For those who live in urban centers, navigating life during COVID-19 has meant rethinking use of green spaces. Pre-COVID, the local park, courtyard or well-designed backyard may have been a nice-to-have amenity, but the pandemic brought to light the importance of accessible green spaces for both physical and emotional wellbeing. From socially distant picnics and playdates to outdoor fitness classes and leisurely walk-and-talks, green spaces have become an essential antidote to isolation, with many city dwellers rediscovering the joys of moving leisure activities outside.
As the nation heads into summer ‘21 with a robust COVID-19 vaccine rollout underway and a majority of states moving towards full re-openings, green spaces continue to remain popular from both a usage and planning perspective. The zeitgeist shift, namely a renewed desire to spend more time outdoors, looks to be here for the foreseeable future. Additionally, data shows measurable health benefits of increasing urban green spaces, leading architects and designers to conceptualize new ways to increase access to the natural world in the context of high-density residential living.
We recently sat down with architect David Hovey Jr., President and COO of design-driven real estate development firm Optima, Inc., to learn more about how his firm is integrating green spaces into urban residential developments. “Well-designed green spaces will continue to be critically important in any residential development moving forward,” Hovey says. “COVID certainly brought about an immediacy to offering residents creative solutions to engage with their natural surroundings. A new, or renewed, desire to spend more time outdoors was the catalyst for us to further commit to outdoor amenity offerings.” For example, Hovey notes that, upon seeing the booming popularity in backyard entertaining during 2020, his team pivoted plans for a new build in Chicago to incorporate “new ways for residents to connect with the outdoors” such as modifying terraces to equip them with built-in grills and fire pits so people can have a more fluid indoor-outdoor lifestyle.

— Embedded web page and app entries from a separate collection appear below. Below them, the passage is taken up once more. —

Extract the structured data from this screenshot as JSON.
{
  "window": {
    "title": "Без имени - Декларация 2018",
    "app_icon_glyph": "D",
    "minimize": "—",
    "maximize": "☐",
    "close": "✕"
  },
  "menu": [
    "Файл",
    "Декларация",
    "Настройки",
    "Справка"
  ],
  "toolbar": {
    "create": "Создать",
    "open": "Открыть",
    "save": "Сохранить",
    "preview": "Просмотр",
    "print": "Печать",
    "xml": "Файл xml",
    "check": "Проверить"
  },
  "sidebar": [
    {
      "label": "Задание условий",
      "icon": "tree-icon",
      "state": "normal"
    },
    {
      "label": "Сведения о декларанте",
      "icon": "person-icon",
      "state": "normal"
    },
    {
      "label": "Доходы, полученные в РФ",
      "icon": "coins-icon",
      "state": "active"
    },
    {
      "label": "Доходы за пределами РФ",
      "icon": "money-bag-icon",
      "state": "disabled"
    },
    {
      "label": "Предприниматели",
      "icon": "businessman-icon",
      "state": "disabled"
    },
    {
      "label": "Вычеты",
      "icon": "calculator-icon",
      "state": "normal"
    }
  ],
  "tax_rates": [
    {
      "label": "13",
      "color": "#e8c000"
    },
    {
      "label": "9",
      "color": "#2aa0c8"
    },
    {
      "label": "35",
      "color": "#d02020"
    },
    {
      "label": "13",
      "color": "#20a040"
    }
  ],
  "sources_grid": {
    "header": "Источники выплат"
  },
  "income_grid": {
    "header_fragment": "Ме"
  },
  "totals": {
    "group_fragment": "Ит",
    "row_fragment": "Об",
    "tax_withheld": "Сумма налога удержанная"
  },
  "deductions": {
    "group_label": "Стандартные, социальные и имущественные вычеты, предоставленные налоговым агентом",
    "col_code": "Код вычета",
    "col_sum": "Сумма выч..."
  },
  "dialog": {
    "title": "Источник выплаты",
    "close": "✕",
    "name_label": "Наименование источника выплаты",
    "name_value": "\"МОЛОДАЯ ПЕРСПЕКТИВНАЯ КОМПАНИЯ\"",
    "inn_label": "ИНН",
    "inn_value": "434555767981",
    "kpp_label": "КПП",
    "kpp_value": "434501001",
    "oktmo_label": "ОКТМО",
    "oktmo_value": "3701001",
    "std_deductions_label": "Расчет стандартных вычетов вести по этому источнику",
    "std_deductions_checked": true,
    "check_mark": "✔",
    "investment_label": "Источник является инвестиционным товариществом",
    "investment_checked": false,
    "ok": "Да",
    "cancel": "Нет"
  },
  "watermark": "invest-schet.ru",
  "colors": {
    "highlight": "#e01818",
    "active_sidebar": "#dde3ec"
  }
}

Hovey’s team is also incorporating lush landscaped courtyards and signature vertical landscaping systems into their building designs to “help residents find an easy way to reinvigorate during off hours, or find themselves inspired while working, something we expect many people will continue to do remotely.” In addition to connecting residents with nature, vertical landscaping is an effective means of filtering out pollutants and carbon dioxide, Hovey explains, which is an added health benefit for residents living in dense urban centers.
Hovey offered the following examples of Optima’s creative implementation of additional outdoor/green space into post-pandemic urban residential settings:
- At Optima Kierland, Optima’s signature vertical landscaping system creates a lush view from each resident’s terrace, while 100% underground parking allows for an additional 5.5 acres of courtyards throughout the community.
- Optima Kierland’s rooftop yoga studio is enclosed by glass with retractable walls, so residents can open the wall and practice yoga and meditation from the roof – all while taking in mountain views and breathing in desert breezes.
- Optima Kierland offers a rooftop running track. Residents can run outdoors around the track with 360-degree views and the benefits of a green roof, which includes both green landscaping and trees.
- When designing two neighboring high-rise apartment towers in downtown Chicago, the outdoor entry plaza was designed to invite members of the surrounding community to take advantage of seating at its landscape planters while enjoying public art.
According to Hovey, these types of planned green spaces are going to become increasingly important in post-pandemic urban centers, as architects and designers continue to find new ways to create “easily accessible green spaces that give residents an opportunity to connect with their natural surroundings.”